* _EXERCISE AIM_: An exact restatement of the data below, with the pictures removed, is the required answer.

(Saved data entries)
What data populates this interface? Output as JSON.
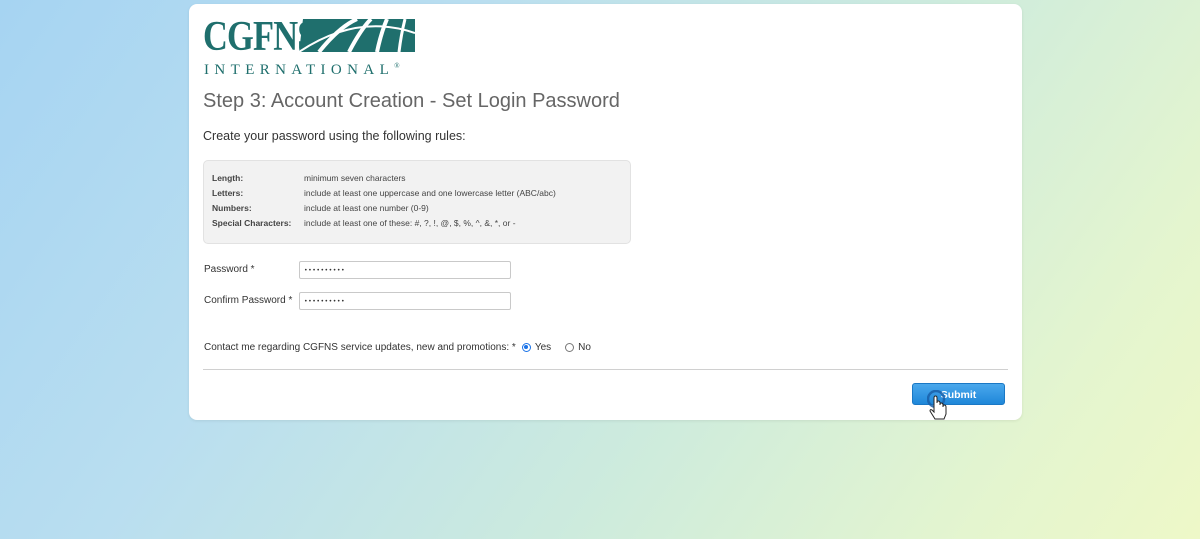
{
  "logo": {
    "brand": "CGFNS",
    "subtitle": "INTERNATIONAL",
    "registered": "®"
  },
  "page": {
    "title": "Step 3: Account Creation - Set Login Password",
    "intro": "Create your password using the following rules:"
  },
  "rules": [
    {
      "label": "Length:",
      "desc": "minimum seven characters"
    },
    {
      "label": "Letters:",
      "desc": "include at least one uppercase and one lowercase letter (ABC/abc)"
    },
    {
      "label": "Numbers:",
      "desc": "include at least one number (0-9)"
    },
    {
      "label": "Special Characters:",
      "desc": "include at least one of these: #, ?, !, @, $, %, ^, &, *, or -"
    }
  ],
  "form": {
    "password_label": "Password *",
    "password_value": "••••••••••",
    "confirm_label": "Confirm Password *",
    "confirm_value": "••••••••••",
    "contact_label": "Contact me regarding CGFNS service updates, new and promotions: *",
    "yes_label": "Yes",
    "no_label": "No",
    "contact_selected": "Yes",
    "submit_label": "Submit"
  },
  "colors": {
    "brand": "#1f6f6d",
    "submit": "#1f87d9",
    "radio_checked": "#1a73e8"
  },
  "icons": {
    "cursor": "hand-pointer-icon"
  }
}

* _TASK RESPONSE_:
What data populates this interface? Output as JSON.
{
  "logo": {
    "brand": "CGFNS",
    "subtitle": "INTERNATIONAL",
    "registered": "®"
  },
  "page": {
    "title": "Step 3: Account Creation - Set Login Password",
    "intro": "Create your password using the following rules:"
  },
  "rules": [
    {
      "label": "Length:",
      "desc": "minimum seven characters"
    },
    {
      "label": "Letters:",
      "desc": "include at least one uppercase and one lowercase letter (ABC/abc)"
    },
    {
      "label": "Numbers:",
      "desc": "include at least one number (0-9)"
    },
    {
      "label": "Special Characters:",
      "desc": "include at least one of these: #, ?, !, @, $, %, ^, &, *, or -"
    }
  ],
  "form": {
    "password_label": "Password *",
    "password_value": "••••••••••",
    "confirm_label": "Confirm Password *",
    "confirm_value": "••••••••••",
    "contact_label": "Contact me regarding CGFNS service updates, new and promotions: *",
    "yes_label": "Yes",
    "no_label": "No",
    "contact_selected": "Yes",
    "submit_label": "Submit"
  },
  "colors": {
    "brand": "#1f6f6d",
    "submit": "#1f87d9",
    "radio_checked": "#1a73e8"
  },
  "icons": {
    "cursor": "hand-pointer-icon"
  }
}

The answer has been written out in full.